Share

LEAVING A LEGACY

A gift from your estate can be designated to student scholarships or a program at the East-West Center.

While cash contributions are always appreciated, there are other creative and flexible giving options that can benefit you and the East-West Center.  Consider, for example, donating real estate, stocks, marketable securities, or other assets in return for a series of regular payments.  Many planned giving options offer generous tax benefits as well.

Whether it is naming East-West Center Foundation as the beneficiary of a life insurance policy or other liquid or non-liquid assets, we encourage you to consult with your financial advisor to discuss the options.

The East-West Legacy Society recognizes alumni and friends who support the mission of the East-West Center in their estate plans. An honorary designation is conferred upon all known donors who have included the East-West Center in their estate plans.

No matter what you choose to give, you will be honored through:

• Recognition on our website
• Acknowledgement on the Honor Roll of Donors in Burns Hall
• Invitations to special events for major donors.

You need not be wealthy to leave a legacy.  Help ensure the sustainability of the East-West Center in a way that makes your core values known to others.  Generations to come will benefit from your gift.  Your support of our mission will be long remembered and serve as an inspiration to others.

For more information, please contact Gary Yoshida, Development Officer, at 808.944.7196 or YoshidaG@EastWestCenter.org.

 

GARY S.H. LIN FELLOWSHIPS

(L to R): Mary Hammond, Gary Lin, Karen Knudsen, Gary Yoshida

Ms. Yi-Chieh Lai, a doctoral student in ethnomusicology from Taiwan, is the first recipient of the East-West Center Graduate Degree Fellowship privately funded by the Gary S.H. Lin Fellowships.  She holds a bachelor’s degree in music from the National Taiwan University of the Arts and a master’s degree in musicology from the Taipei National University of the Arts.  An accomplished player of the traditional Chinese guzheng, or plucked zither, her long-range goal is to use her guzheng
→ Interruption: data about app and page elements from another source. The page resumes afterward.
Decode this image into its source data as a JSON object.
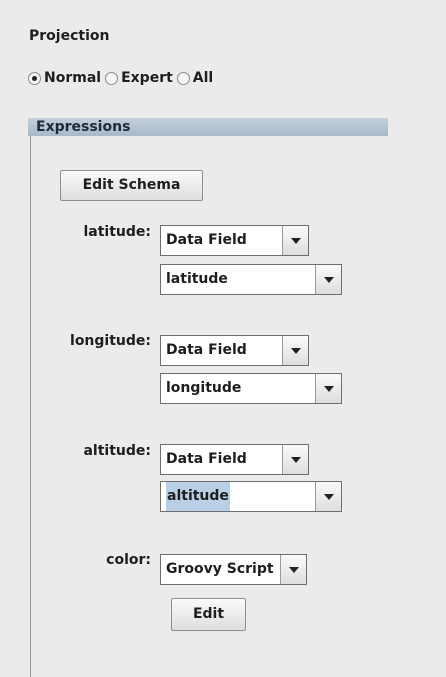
{
  "projection": {
    "title": "Projection",
    "modes": [
      {
        "label": "Normal",
        "selected": true
      },
      {
        "label": "Expert",
        "selected": false
      },
      {
        "label": "All",
        "selected": false
      }
    ]
  },
  "expressions": {
    "title": "Expressions",
    "edit_schema_label": "Edit Schema",
    "fields": [
      {
        "label": "latitude:",
        "type": "Data Field",
        "value": "latitude"
      },
      {
        "label": "longitude:",
        "type": "Data Field",
        "value": "longitude"
      },
      {
        "label": "altitude:",
        "type": "Data Field",
        "value": "altitude"
      }
    ],
    "color": {
      "label": "color:",
      "type": "Groovy Script",
      "edit_label": "Edit"
    }
  }
}
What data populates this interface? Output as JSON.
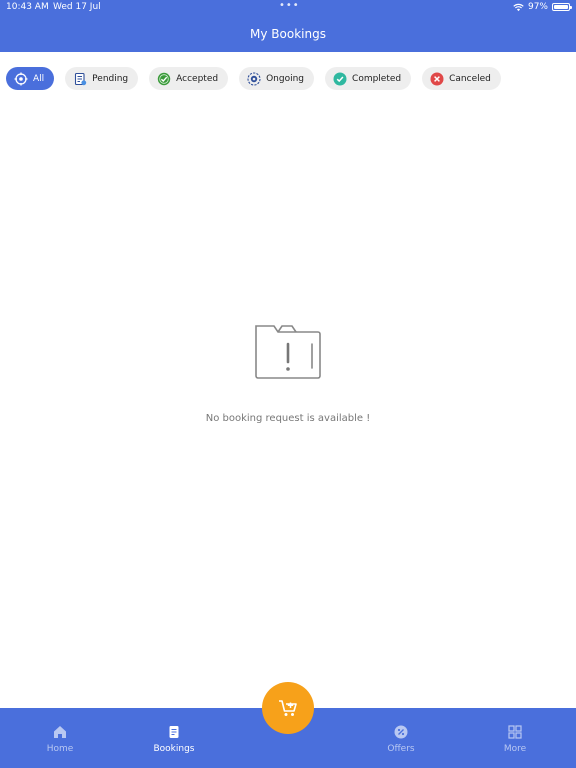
{
  "status_bar": {
    "time": "10:43 AM",
    "date": "Wed 17 Jul",
    "dots": "•••",
    "battery": "97%",
    "battery_level": 0.97
  },
  "header": {
    "title": "My Bookings"
  },
  "filters": [
    {
      "label": "All",
      "icon": "target-icon",
      "active": true
    },
    {
      "label": "Pending",
      "icon": "clipboard-icon",
      "active": false
    },
    {
      "label": "Accepted",
      "icon": "check-circle-icon",
      "active": false
    },
    {
      "label": "Ongoing",
      "icon": "gear-icon",
      "active": false
    },
    {
      "label": "Completed",
      "icon": "check-circle-icon",
      "active": false
    },
    {
      "label": "Canceled",
      "icon": "x-circle-icon",
      "active": false
    }
  ],
  "empty_state": {
    "icon": "folder-alert-icon",
    "message": "No booking request is available !"
  },
  "bottom_nav": [
    {
      "label": "Home",
      "icon": "home-icon",
      "active": false
    },
    {
      "label": "Bookings",
      "icon": "bookings-icon",
      "active": true
    },
    {
      "label": "Offers",
      "icon": "offer-icon",
      "active": false
    },
    {
      "label": "More",
      "icon": "grid-icon",
      "active": false
    }
  ],
  "fab": {
    "icon": "cart-icon"
  },
  "colors": {
    "primary": "#4a6fdc",
    "fab": "#f7a11a",
    "accepted": "#3a9a3a",
    "completed": "#2fb8a0",
    "canceled": "#e04848",
    "ongoing": "#2f4f9a"
  }
}
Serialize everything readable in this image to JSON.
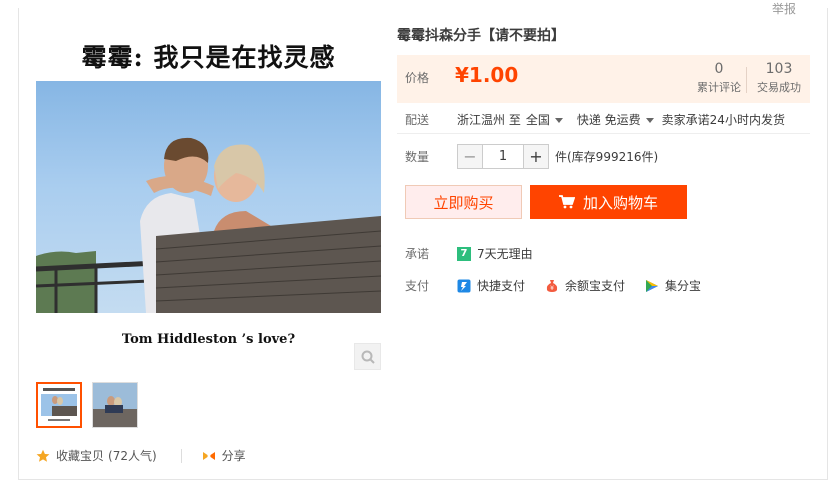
{
  "report_label": "举报",
  "gallery": {
    "poster_title": "霉霉: 我只是在找灵感",
    "poster_caption": "Tom Hiddleston ’s  love?"
  },
  "favorite": {
    "label": "收藏宝贝",
    "popularity": "(72人气)",
    "share_label": "分享"
  },
  "product": {
    "title": "霉霉抖森分手【请不要拍】",
    "price_label": "价格",
    "price": "¥1.00",
    "reviews_count": "0",
    "reviews_label": "累计评论",
    "sales_count": "103",
    "sales_label": "交易成功"
  },
  "shipping": {
    "label": "配送",
    "origin": "浙江温州 至",
    "destination": "全国",
    "method": "快递 免运费",
    "promise": "卖家承诺24小时内发货"
  },
  "quantity": {
    "label": "数量",
    "minus": "−",
    "value": "1",
    "plus": "+",
    "stock": "件(库存999216件)"
  },
  "actions": {
    "buy_now": "立即购买",
    "add_to_cart": "加入购物车"
  },
  "guarantee": {
    "label": "承诺",
    "badge": "7",
    "text": "7天无理由"
  },
  "payment": {
    "label": "支付",
    "methods": [
      "快捷支付",
      "余额宝支付",
      "集分宝"
    ]
  },
  "colors": {
    "accent": "#ff4400",
    "price": "#f40",
    "price_bg": "#fff2e8"
  }
}
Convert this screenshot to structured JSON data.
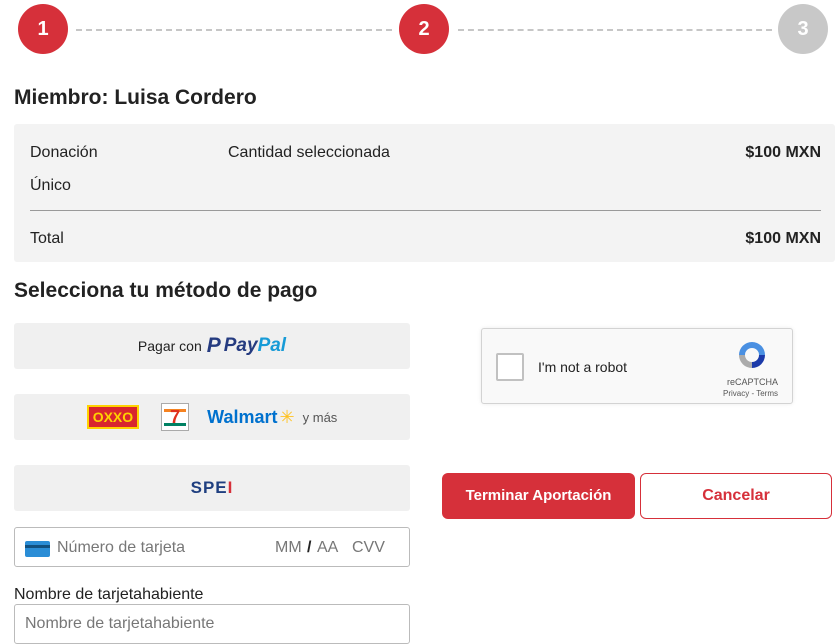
{
  "stepper": {
    "steps": [
      {
        "number": "1",
        "state": "active"
      },
      {
        "number": "2",
        "state": "active"
      },
      {
        "number": "3",
        "state": "inactive"
      }
    ],
    "active_color": "#d6303a",
    "inactive_color": "#c8c8c8"
  },
  "member": {
    "title": "Miembro: Luisa Cordero"
  },
  "summary": {
    "donation_label": "Donación",
    "selected_label": "Cantidad seleccionada",
    "amount": "$100 MXN",
    "frequency": "Único",
    "total_label": "Total",
    "total_amount": "$100 MXN"
  },
  "payment": {
    "title": "Selecciona tu método de pago",
    "paypal": {
      "prefix": "Pagar con",
      "brand_p": "P",
      "brand_pay": "Pay",
      "brand_pal": "Pal"
    },
    "cash": {
      "oxxo": "OXXO",
      "seven": "7",
      "walmart": "Walmart",
      "spark": "✳",
      "more": "y más"
    },
    "spei": {
      "label_main": "SPE",
      "label_mark": "I"
    }
  },
  "card": {
    "number_placeholder": "Número de tarjeta",
    "mm": "MM",
    "slash": "/",
    "aa": "AA",
    "cvv": "CVV"
  },
  "holder": {
    "label": "Nombre de tarjetahabiente",
    "placeholder": "Nombre de tarjetahabiente",
    "value": ""
  },
  "recaptcha": {
    "label": "I'm not a robot",
    "brand": "reCAPTCHA",
    "links": "Privacy - Terms"
  },
  "actions": {
    "submit_label": "Terminar Aportación",
    "cancel_label": "Cancelar"
  },
  "colors": {
    "accent": "#d6303a",
    "summary_bg": "#f3f3f3",
    "payment_bg": "#f0f0f0"
  }
}
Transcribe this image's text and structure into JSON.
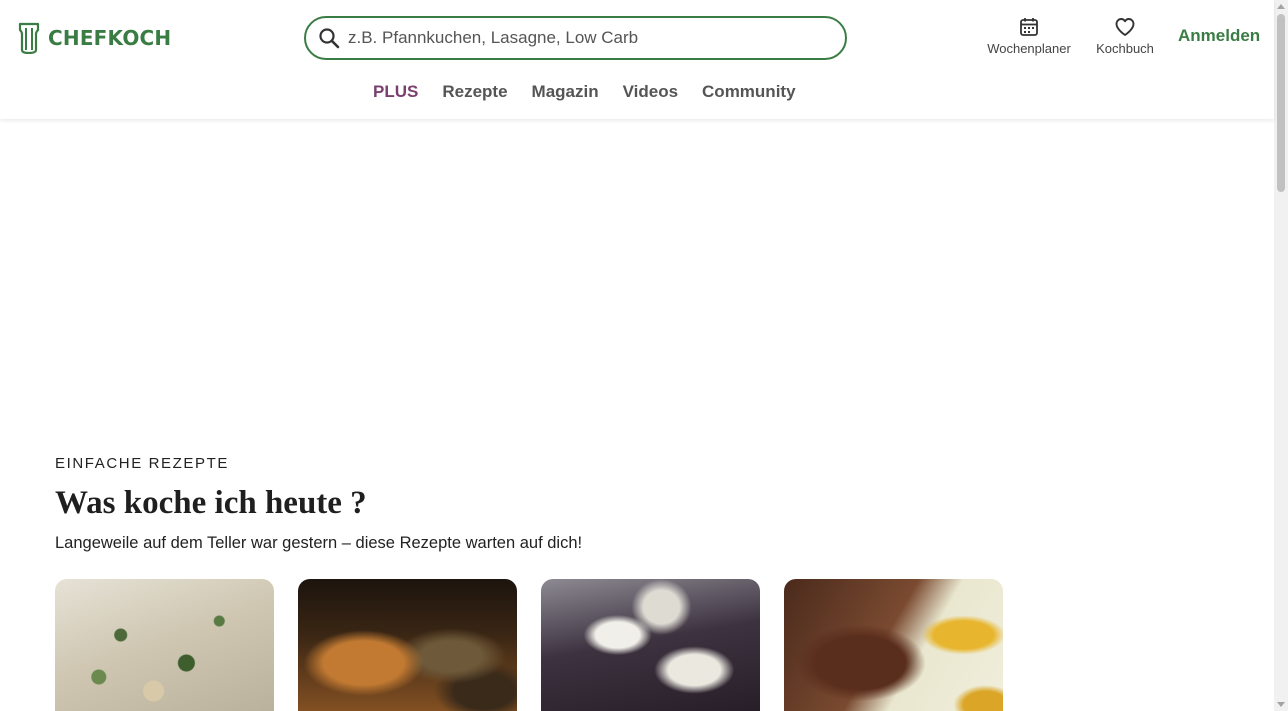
{
  "brand": {
    "name": "CHEFKOCH",
    "color": "#3a7d44"
  },
  "search": {
    "placeholder": "z.B. Pfannkuchen, Lasagne, Low Carb",
    "value": ""
  },
  "header_tools": {
    "planner": {
      "label": "Wochenplaner",
      "icon": "calendar-icon"
    },
    "cookbook": {
      "label": "Kochbuch",
      "icon": "heart-icon"
    },
    "login": "Anmelden"
  },
  "nav": {
    "items": [
      {
        "label": "PLUS",
        "color": "#7b3f6e"
      },
      {
        "label": "Rezepte"
      },
      {
        "label": "Magazin"
      },
      {
        "label": "Videos"
      },
      {
        "label": "Community"
      }
    ]
  },
  "section": {
    "eyebrow": "EINFACHE REZEPTE",
    "title": "Was koche ich heute ?",
    "subtitle": "Langeweile auf dem Teller war gestern – diese Rezepte warten auf dich!"
  },
  "cards": [
    {
      "image": "recipe-photo-creamy-soup"
    },
    {
      "image": "recipe-photo-pie"
    },
    {
      "image": "recipe-photo-cheese-gratin"
    },
    {
      "image": "recipe-photo-meat-with-potatoes"
    }
  ]
}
Yi-Chieh Lai
performance skills to promote Chinese culture and cross-cultural communication and understanding.  Yi-Chieh’s research explores the transformation and development of the Chinese guzheng ensemble and solo traditions in the making of Taiwanese identity.